By Peter McInnis
Tenure. For something that is a central aspiration for faculty seeking permanent appointments in academia few may fully understand the broader concept and how Canadian post-secondary institutions compare internationally. The connection between tenure and academic freedom is similarly underplayed yet these two concepts provided the foundation for the holistic “academic job” as we have come to understand it — encompassing the diversity of teaching, research, and robust intramural and extramural academic freedoms.
Too often the concept of tenure is reduced to a merely a guarantee of job protection. That oversimplification leads to critiques that such continuing appointments obstruct implementation of discredited performance-based metrics or related administration-driven initiatives. Some argue that tenure should be rescinded or, at least, be subject to ongoing post-tenure reviews. This perspective obscures the core value of tenure, which is to ensure workplace permanency and provide the necessary stability to perform our core professional duties of advancing and communicating knowledge.
Canadian institutions fare quite well when contrasted with international post-secondary employment where tenure is often unavailable or comparatively restricted. The United Kingdom lost tenure altogether in 1988 when it was replaced with fixed-term contracts, themselves subject to incessant metrics-driven demands of the Research and Teaching Excellence Frameworks. Similar limited term contractual employment may be found in a broad range of countries including Sweden, Finland, Italy, Denmark, Germany, the Netherlands, Australia and New Zealand. The lack of job stability is frequently identified as a leading factor in workplace stress and declining career satisfaction.
Not surprisingly, recent vulnerabilities of tenure and academic freedom have become embroiled in the broader "culture wars" in the United States. The precipitous decline of tenured positions began in the 1970s and 2022 data from the American Association of University Teachers indicates that an astonishing 80 per cent of undergraduate instruction is performed by precariously employed faculty. It gets worse. Just over 10 per cent of new appointments will be “tenure eligible” in this just-in-time delivery model whereby faculty are simply couriers of educational products. DoorDash or SkipTheDishes begats ForgoTheTenure?

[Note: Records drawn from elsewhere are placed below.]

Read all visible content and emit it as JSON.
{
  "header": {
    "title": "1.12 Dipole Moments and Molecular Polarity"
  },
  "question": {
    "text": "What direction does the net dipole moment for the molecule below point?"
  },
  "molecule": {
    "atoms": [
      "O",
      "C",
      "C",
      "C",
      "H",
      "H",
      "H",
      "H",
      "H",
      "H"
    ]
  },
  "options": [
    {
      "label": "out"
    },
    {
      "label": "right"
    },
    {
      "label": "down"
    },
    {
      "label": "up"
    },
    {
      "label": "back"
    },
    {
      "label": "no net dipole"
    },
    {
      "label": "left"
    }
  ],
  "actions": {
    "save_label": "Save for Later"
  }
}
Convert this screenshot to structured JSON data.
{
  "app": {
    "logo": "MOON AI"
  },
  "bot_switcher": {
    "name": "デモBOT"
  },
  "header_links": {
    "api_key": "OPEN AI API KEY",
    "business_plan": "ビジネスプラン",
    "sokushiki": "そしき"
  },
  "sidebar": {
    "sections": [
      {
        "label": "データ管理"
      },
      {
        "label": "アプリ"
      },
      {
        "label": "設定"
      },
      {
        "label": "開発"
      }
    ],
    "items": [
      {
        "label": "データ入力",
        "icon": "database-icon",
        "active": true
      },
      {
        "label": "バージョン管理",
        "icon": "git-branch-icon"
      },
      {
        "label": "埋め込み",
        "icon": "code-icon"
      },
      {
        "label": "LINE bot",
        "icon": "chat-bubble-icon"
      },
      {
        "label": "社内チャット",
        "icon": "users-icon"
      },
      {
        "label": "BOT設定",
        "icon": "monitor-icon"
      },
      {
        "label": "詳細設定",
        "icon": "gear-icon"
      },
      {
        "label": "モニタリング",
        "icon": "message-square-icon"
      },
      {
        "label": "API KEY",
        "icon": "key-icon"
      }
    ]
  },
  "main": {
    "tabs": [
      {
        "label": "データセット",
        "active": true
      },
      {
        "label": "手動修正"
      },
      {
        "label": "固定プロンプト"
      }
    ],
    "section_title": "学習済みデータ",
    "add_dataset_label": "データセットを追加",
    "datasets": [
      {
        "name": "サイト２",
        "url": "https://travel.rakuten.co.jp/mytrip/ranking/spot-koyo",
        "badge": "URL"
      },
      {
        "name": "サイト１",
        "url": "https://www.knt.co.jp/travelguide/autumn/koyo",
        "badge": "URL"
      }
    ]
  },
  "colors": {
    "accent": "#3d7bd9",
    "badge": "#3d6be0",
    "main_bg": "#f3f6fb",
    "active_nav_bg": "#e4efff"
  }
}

It should come as no surprise that in this unstable working environment concomitant moves to sharply restrict or eliminate academic freedom has escalated in some states including Georgia, Iowa, South Carolina and Wisconsin. Academics engaged with subjects involving critical race theory, gender, sexuality, environmental science are now especially vulnerable to swaying political currents. The quandary is how to engage in intramural and extramural academic freedom if one’s employment is subject to the animus of powerful opponents? Widespread use of social media has exacerbated this susceptibility and an errant Tweet may lead to mobbing and demands for workplace termination.
While not as extreme as in the U.S., the situation in Canada is concerning. Statistics Canada data for those classified as permanent academic workers indicates tenured appointments went from 17.1 per cent in 1991 to 39.9 per cent in 2021. Yet, the momentum against tenured positions is evident.
In 2018, two reports prepared by CAUT and the Canadian Centre for Policy Alternatives noted that 54 per cent of academic appointments were limited term. Of those, the majority were short-term contracts of four to eight months, or less. While considering chronic underfunding of post-secondary education, shifting student demographics, and differing demands in subject disciplines, these surveys observe that precarity cannot be deemed a temporary aberration but an ensconced structural reality and a conscious administrative choice to opt for workplace insecurity.
Reductions in tenured appointments reveals weaknesses in the academic model of collegial contributions to peer-reviewed scholarship. Those willing to serve as adjudicators for funding agencies, joining editorial boards, reviewing submissions for journals, acting as assessors for external department reviews, as well as rank and tenure committees are less forthcoming in recent years. Fundamental service of this nature generally falls to tenured faculty and these numbers are diminishing.
So, is academic tenure destined to gradually disappear like sheets of Arctic ice sloughing into a warming ocean? Complacency is the enemy of collective action. Those with tenure or tenure-track appointments should be aware of the inherent inequities for the ever-growing ranks of contract academic staff. This not only entails ensuring fair treatment for CAS appointments, but also pushing for a clear conversion process for contractual faculty to tenure-stream permanency. Certification and inclusive collective agreements offer an avenue of legal protection. Faculty complement language may be negotiated along with related protections for contingent academics. It is in the best interests of everyone to resist the insidious bifurcation of academia.
Canada’s public universities and colleges are irreplicable contributors to the common good and vital to encouraging critically thinking independent citizens. Our assumptions of a healthy and responsive democracy are in no small measure premised on the skills and confidence we impart on students. More than ever our society needs the constructive intellectual contributions that tenure and academic freedom afford.